Symptoms include pain around the base of the big toe as well as swelling and/or redness.

Although true turf toe only involves the soft tissue that surrounds the toe joint, it can be very painful and significantly limit a person's ability to walk or run.

Treatment may include ice and rest, supporting the toe with tape or brace during activity and increasing the rigidity or stiffness of the athlete's shoes.


Plantar fasciitis is an inflammation of the supportive soft tissue structures of the arch that line the bottom of the foot from the heel to the base of the toes.

These structures become irritated from overuse or prolonged weight bearing and cause symptoms that include localized pain around the heel and bottom of the foot and pain with weight bearing.

Symptoms are often more severe in the morning when first weight bearing and may decrease once the tissues have been sufficiently stretched.

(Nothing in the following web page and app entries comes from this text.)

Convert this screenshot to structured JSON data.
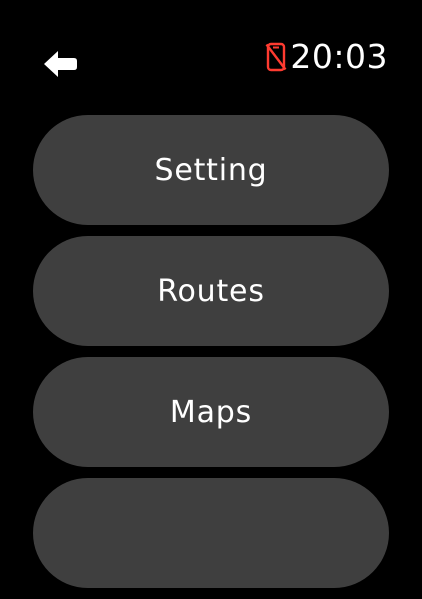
{
  "status_bar": {
    "back_icon": "arrow-left-icon",
    "phone_icon": "phone-disconnected-icon",
    "phone_icon_color": "#ff3b30",
    "time": "20:03"
  },
  "menu": {
    "items": [
      {
        "label": "Setting"
      },
      {
        "label": "Routes"
      },
      {
        "label": "Maps"
      },
      {
        "label": ""
      }
    ]
  },
  "colors": {
    "background": "#000000",
    "button_background": "#3f3f3f",
    "text": "#ffffff"
  }
}
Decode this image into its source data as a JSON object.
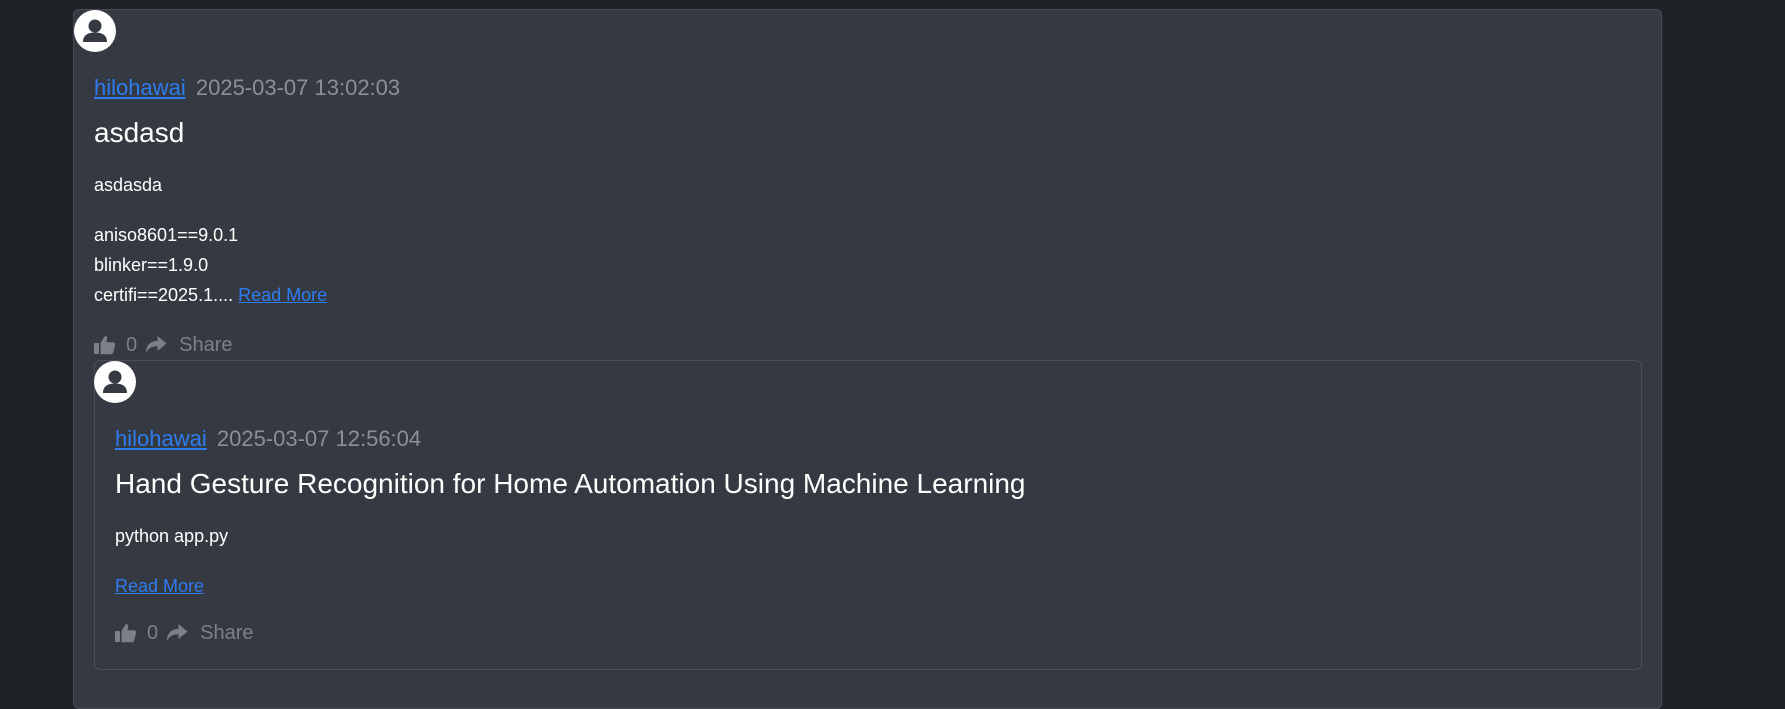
{
  "posts": [
    {
      "username": "hilohawai",
      "timestamp": "2025-03-07 13:02:03",
      "title": "asdasd",
      "body_lines": [
        "asdasda",
        "aniso8601==9.0.1",
        "blinker==1.9.0",
        "certifi==2025.1...."
      ],
      "read_more": "Read More",
      "likes": "0",
      "share_label": "Share"
    },
    {
      "username": "hilohawai",
      "timestamp": "2025-03-07 12:56:04",
      "title": "Hand Gesture Recognition for Home Automation Using Machine Learning",
      "body_lines": [
        "python app.py"
      ],
      "read_more": "Read More",
      "likes": "0",
      "share_label": "Share"
    }
  ],
  "icons": {
    "avatar": "user-avatar-icon",
    "like": "thumbs-up-icon",
    "share": "share-arrow-icon"
  },
  "colors": {
    "page_background": "#1f2227",
    "card_background": "#353941",
    "link": "#2f7cf0",
    "muted": "#8c9096",
    "text": "#ffffff"
  }
}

It often returns after 10-15 minutes of inactivity or with prolonged activity, however.

Plantar fasciitis is usually seen in middle-aged men and women, but is not uncommon in an athletic population or among runners.

Treatment may include:

  • Wearing proper supportive footwear, possibly with orthotics
  • Stretching activities
  • Wearing a night splint to hold the foot in a stretched position
  • Using ice to help control inflammation

One of the most common orthopaedic injuries in athletics, an ankle sprain is the tearing or stretching of the tissues connecting the foot to the lower leg.

The majority of ankle sprains occur on the outside part of the foot, however sprains to the inside part of the foot are not uncommon.

Most ankle sprains occur when an athlete steps on an uneven surface or obstacle which forces his/her foot to one side or the other, usually inward for a lateral ankle sprain.

Symptoms include pain, swelling and discoloration around one or both sides of the ankle.

The athlete may have localized pain at the time of injury, but the pain may be more general within a few hours. He or she may feel ankle stiffness within a few minutes and have significant pain with weight bearing.

Severe sprains usually involve more than one structure and may need X-rays to check for possible fractures in the surrounding bony structures.

Treatment usually includes:

  • Ice, compression and elevation to reduce swelling
  • Gradually increasing range of motion as tolerated
  • Strengthening exercises
  • Balance activities
  • A progressive return to activity

Although an ankle sprain is a common injury that usually resolves without complications, improper treatment or incomplete rehabilitation can result in an increased risk of re-injury.

Frequent ankle sprains can result in more permanent conditions such as chronic ankle instability or arthritic changes to the joint.


Often called a "fracture dislocation," a Lisfranc injury involves multiple bones that make up a joint in the midfoot.

This area is just above the arch where the long bones from the big and second toes meet with several smaller bones in the midfoot.

Lisfranc injuries may be caused by direct trauma or an axial load through the joint such as when a person is on their toes with a heavy weight or force applied through their shoulders.

Symptoms of a Lisfranc injury include pain, swelling and tenderness in the midfoot. Pain often increases with weight bearing especially in a heel raise position.

Some deformity may be seen in the top of the foot, but is not always obvious depending on the severity of the injury and amount of swelling.


An overuse injury, Posterior Tibial Tendon Dysfunction (PTTD) symptoms include:

  • Pain on the inside part of the ankle joint extending from just behind the ankle bone down into the arch of the foot
  • Associated weakness of the posterior tibialis (a muscle that pulls the foot down and inward)

Pain often increases with activity, especially during mid-stance and push off, and the person may not be able to fully perform a single leg heel raise.

Treatment for PTTD usually includes:

  • Wearing shoes that support the arch of the foot
  • Stretching activities for the calf
  • Strengthening of the muscles that support the ankle
  • Eccentric strengthening of the calf and posterior tibialis
  • Applying ice to control inflammation

Because of the posterior tibial tendon's role in helping support the arch of the foot, untreated PTTD can result in the permanent condition of Adult Acquired Flat Foot.